Termites can do thousands of dollars worth of damage to your home. If you see them, it's tempting to want to call an exterminator to deal with the infestation quickly. Exterminators use chemicals to kill termites, which isn't great for the environment. Instead of using chemicals, there are organic, eco-friendly ways to deal with termites. Sodium Borate This compound is mildly toxic but not detrimental to the environment. Sodium borate kills the termites ability to process food so they will die. It can be dusted around the perimeter of the home to deter termites from entering. It's recommended that the compound is added in the attic, basement and window sills to keep termites from entering the home. Keep pets and children away from the dust. It shouldn't be ingested by animals or people. The dust can be applied carefully so it's not in an exposed state. Carefully apply the sodium borate along the cracks in between the sills and the wall. In the basement, it can be added in cracks in the wall or along the outside of the home. Beneficial Nematodes Nematodes resemble unsegmented worms. There are a few different species of nematodes and most are considered pests that will attack plants and ruin crops. The nematodes that are considered parasites are tiny and will attack tomatoes, lettuce, corn and carrots at the roots. They will cause lesions and distorted leaves in plants like onions and alfalfa. The damage they cause can be extremely widespread and kill off entire farms. The beneficial nematodes will eat organic matter so they're used in compost. The family of nematodes that eat insects include Heterorhabditidae or Steinernematidae. They can be purchased from home improvement or garden centers. Nematodes thrive in moist, humid environments. It's important to keep the soil damp after applying them. Before using either option, decide which would benefit your problem and give a solid solution. Sodium borate leaves a light dusting of powder that can produce a mess if not applied correctly.

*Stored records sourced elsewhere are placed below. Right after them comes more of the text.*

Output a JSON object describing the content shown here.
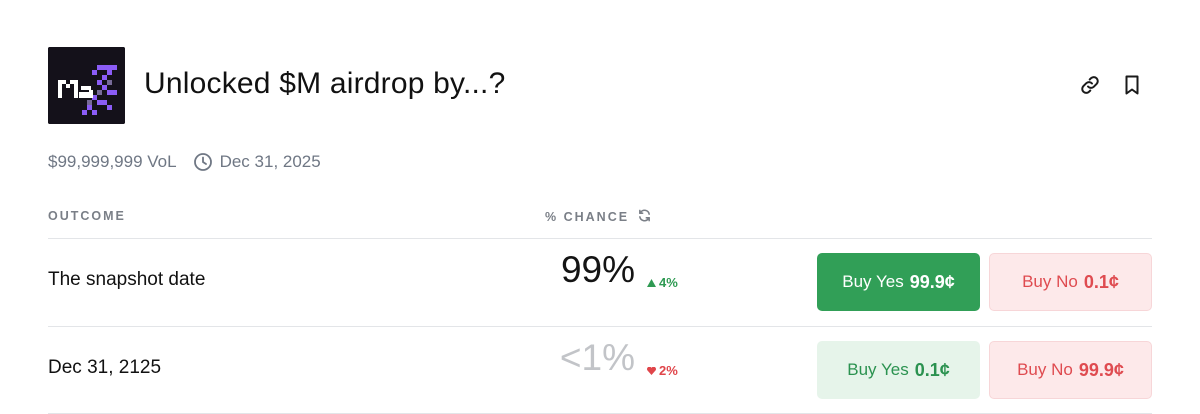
{
  "market": {
    "title": "Unlocked $M airdrop by...?",
    "logo_text": "Max",
    "volume": "$99,999,999 VoL",
    "end_date": "Dec 31, 2025"
  },
  "icons": {
    "link": "link-icon",
    "bookmark": "bookmark-icon",
    "clock": "clock-icon",
    "refresh": "refresh-icon"
  },
  "table": {
    "headers": {
      "outcome": "OUTCOME",
      "chance": "% CHANCE"
    },
    "rows": [
      {
        "label": "The snapshot date",
        "chance": "99%",
        "delta": "4%",
        "delta_direction": "up",
        "buy_yes": {
          "label": "Buy Yes",
          "price": "99.9¢"
        },
        "buy_no": {
          "label": "Buy No",
          "price": "0.1¢"
        }
      },
      {
        "label": "Dec 31, 2125",
        "chance": "<1%",
        "delta": "2%",
        "delta_direction": "down",
        "buy_yes": {
          "label": "Buy Yes",
          "price": "0.1¢"
        },
        "buy_no": {
          "label": "Buy No",
          "price": "99.9¢"
        }
      }
    ]
  },
  "colors": {
    "yes_solid": "#319f57",
    "yes_soft": "#e6f4ea",
    "no_soft": "#fde9ea",
    "up": "#2f9a53",
    "down": "#e0454a",
    "logo_bg": "#14111a",
    "logo_accent": "#8b5cf6"
  }
}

With nematodes, you're introducing a parasitic entity into your yard. Make sure you have the correct type of nematode because the wrong kind can kill plants.